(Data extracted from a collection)
■ ■ ■ ■
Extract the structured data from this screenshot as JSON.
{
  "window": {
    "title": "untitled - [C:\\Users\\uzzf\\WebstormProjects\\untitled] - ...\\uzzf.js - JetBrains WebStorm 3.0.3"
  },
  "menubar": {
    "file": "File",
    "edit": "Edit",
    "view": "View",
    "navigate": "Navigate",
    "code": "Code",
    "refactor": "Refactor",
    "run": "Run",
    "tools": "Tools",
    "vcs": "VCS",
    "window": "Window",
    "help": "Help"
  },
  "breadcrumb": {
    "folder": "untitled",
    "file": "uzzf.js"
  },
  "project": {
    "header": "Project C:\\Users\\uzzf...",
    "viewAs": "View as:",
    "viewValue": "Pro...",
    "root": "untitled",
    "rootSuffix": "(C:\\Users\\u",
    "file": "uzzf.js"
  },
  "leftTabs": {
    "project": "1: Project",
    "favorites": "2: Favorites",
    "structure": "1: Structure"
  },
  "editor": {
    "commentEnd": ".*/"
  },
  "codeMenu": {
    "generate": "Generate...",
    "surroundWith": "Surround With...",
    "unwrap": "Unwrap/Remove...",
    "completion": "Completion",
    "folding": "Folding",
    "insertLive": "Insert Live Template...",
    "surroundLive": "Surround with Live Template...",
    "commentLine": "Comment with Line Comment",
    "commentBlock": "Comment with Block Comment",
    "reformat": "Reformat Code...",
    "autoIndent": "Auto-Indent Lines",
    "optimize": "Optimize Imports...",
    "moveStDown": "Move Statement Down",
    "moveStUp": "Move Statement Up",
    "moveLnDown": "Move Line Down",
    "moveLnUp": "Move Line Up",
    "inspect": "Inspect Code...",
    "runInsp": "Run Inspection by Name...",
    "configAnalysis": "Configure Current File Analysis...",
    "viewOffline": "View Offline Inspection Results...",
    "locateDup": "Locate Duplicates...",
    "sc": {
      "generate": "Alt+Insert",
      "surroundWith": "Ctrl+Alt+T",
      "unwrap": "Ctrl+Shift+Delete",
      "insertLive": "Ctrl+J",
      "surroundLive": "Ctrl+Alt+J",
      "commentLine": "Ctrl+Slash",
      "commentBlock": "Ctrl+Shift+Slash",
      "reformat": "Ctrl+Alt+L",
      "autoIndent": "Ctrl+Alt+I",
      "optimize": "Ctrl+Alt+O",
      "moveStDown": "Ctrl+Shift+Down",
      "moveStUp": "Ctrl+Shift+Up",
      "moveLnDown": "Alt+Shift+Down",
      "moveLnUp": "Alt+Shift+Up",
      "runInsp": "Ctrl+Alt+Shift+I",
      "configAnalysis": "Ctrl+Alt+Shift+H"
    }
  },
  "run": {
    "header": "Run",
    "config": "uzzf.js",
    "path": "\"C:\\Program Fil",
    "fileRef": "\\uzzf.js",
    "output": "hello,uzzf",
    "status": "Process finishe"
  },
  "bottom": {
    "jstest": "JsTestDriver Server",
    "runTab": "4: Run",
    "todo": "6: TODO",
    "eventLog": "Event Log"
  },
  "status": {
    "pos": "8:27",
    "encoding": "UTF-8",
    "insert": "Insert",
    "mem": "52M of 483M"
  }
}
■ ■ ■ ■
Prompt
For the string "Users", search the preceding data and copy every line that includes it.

Finished exercise
    "title": "untitled - [C:\\Users\\uzzf\\WebstormProjects\\untitled] - ...\\uzzf.js - JetBrains WebStorm 3.0.3"
    "header": "Project C:\\Users\\uzzf...",
    "rootSuffix": "(C:\\Users\\u",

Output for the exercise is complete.